Friends, Colleagues Remember Charleston Officer Cassie Johnson
Hundreds from law enforcement agencies throughout the state gathered at the Charleston Coliseum and Civic Center Tuesday afternoon, including officers for the Charleston Police Department.
They wore black cloth face masks with a blue symbol on the right cheek — No. 146, the unit number for 28-year-old police officer Cassie Johnson, who died Thursday, Dec. 3.
For the last week, police officials and local news outlets have covered key moments in the situation that lead to Johnson’s death, including the gunshot that killed her, Johnson’s hospitalization and her family’s decision to save and harvest their daughter’s organs.
But on Tuesday during Johnson’s funeral, her colleagues and city leaders focused their attention to honoring who Johnson was — a young West Virginia native with a soft spot for pets and a passion for protecting her hometown.
“Cassie was the epitome of what a police officer should be,” said friend and colleague, Lt. Autumn Davis. “Someone with a compassionate heart for the most vulnerable, [someone with] a selfless desire to come to the aid of others, and someone with the courage in the face of danger.”
Johnson graduated from the West Virginia State Police Academy in May 2019, according to Charleston Police Chief James “Tyke” Hunt. She was assigned to the Charleston Police Department shortly afterward. Prior to that, the Capital High alumna worked as a humane officer, finding stray pets and bringing them to the local humane association.
Her colleagues, including Hunt, spoke highly of Johnson’s determination to join their force.
“I believe Patrolman Cassie Johnson would tell us all to never give up, and to continue on with your protection of others,” Hunt said. “Law enforcement is a noble profession. It is also a profession that is plagued with misunderstanding from some, who are on the outside looking in.”
Davis recalled first meeting Johnson in 2017, when Johnson was first testing to join the department. Even though Johnson didn’t pass on her first attempt, Davis said she encouraged Johnson to keep trying and to stay engaged with the city’s public safety community.
In all of Johnson’s work with local law enforcement, Mayor Amy Shuler Goodwin told funeral attendees — including Johnson’s mother and her siblings — that Johnson helped Charleston become a “more vibrant and a safer place.” According to Davis, Johnson was working toward becoming a canine officer.
“Which would have combined her love for dogs and police work,” Davis said. “A perfect fit. I have no doubt that her partner would have been very spoiled.”

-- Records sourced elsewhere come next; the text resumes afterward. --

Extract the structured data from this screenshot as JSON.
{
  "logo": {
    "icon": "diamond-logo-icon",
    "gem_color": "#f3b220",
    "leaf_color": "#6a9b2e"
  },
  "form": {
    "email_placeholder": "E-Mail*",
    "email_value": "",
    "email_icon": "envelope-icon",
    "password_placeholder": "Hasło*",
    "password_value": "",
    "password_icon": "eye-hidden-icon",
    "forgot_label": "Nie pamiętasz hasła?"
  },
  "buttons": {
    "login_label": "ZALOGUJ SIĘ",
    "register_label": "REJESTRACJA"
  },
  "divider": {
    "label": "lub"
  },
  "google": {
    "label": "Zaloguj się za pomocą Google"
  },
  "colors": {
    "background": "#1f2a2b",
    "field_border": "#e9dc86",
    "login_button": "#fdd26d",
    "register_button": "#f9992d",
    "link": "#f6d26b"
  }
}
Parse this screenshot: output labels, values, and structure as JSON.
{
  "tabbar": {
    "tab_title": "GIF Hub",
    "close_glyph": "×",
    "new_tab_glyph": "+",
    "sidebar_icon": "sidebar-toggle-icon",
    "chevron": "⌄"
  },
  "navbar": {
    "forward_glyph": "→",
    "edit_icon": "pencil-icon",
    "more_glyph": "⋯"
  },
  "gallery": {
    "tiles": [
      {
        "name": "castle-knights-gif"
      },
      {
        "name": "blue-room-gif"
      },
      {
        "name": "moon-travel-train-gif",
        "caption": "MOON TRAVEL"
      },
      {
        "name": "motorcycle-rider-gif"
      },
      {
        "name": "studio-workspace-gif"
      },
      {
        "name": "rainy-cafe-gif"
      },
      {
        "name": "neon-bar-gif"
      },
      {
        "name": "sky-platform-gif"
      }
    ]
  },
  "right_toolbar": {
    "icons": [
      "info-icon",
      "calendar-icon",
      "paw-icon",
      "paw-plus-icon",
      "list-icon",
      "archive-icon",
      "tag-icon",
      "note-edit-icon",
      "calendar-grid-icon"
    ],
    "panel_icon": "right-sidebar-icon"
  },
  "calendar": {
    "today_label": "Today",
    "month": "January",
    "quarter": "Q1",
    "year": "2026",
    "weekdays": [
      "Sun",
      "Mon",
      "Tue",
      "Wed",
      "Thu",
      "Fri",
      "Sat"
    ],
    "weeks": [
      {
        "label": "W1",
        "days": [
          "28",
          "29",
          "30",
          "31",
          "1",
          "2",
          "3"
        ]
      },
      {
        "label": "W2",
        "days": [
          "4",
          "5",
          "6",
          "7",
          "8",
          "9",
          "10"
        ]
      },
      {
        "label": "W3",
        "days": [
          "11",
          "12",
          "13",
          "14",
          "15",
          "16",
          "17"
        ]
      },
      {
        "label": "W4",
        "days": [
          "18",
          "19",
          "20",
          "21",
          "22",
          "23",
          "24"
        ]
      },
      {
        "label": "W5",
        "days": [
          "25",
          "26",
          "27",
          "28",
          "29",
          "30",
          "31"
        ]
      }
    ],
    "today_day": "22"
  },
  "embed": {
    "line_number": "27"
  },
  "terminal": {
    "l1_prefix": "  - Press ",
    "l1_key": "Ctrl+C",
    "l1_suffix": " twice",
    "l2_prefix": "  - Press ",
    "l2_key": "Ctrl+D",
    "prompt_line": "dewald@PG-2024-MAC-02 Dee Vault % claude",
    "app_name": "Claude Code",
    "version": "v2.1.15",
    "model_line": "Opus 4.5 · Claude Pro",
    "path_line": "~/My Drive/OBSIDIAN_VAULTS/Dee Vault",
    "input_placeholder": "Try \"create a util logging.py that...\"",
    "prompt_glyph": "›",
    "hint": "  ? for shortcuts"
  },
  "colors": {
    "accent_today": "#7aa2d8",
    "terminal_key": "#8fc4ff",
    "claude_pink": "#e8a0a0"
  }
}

As an organ donor, Johnson continues to have a positive impact on her community, according to members from the Center for Organ Recovery and Education, who spoke at Johnson’s funeral and described some of the adults who have received Johnson’s heart, lungs, kidney and tissue.
Johnson’s funeral ended with a procession from the convention center to the Floral Hills Memorial Gardens in Sissonville.
Johnson died on life support on Thursday, Dec. 3, two days after responding to a parking parking complaint along Garrison Avenue, where police say 38-year-old Joshua Phillips shot her.
Phillips was hospitalized at Charleston Area Medical Center the same day as Johnson, due to gun injuries police believe he sustained from Johnson.
Phillips was out of jail on bond after he was charged for driving on a revoked license in January, the Charleston Gazette-Mail reported. Investigators with the Kanawha County Sheriff’s Department told the paper that Phillips parked his car in front of a driveway that wasn’t his own, which set off the parking complaint that Johnson was responding to.
Goodwin told MetroNews on Friday that the city will charge Phillips with first-degree murder.
Emily Allen is a Report for America corps member.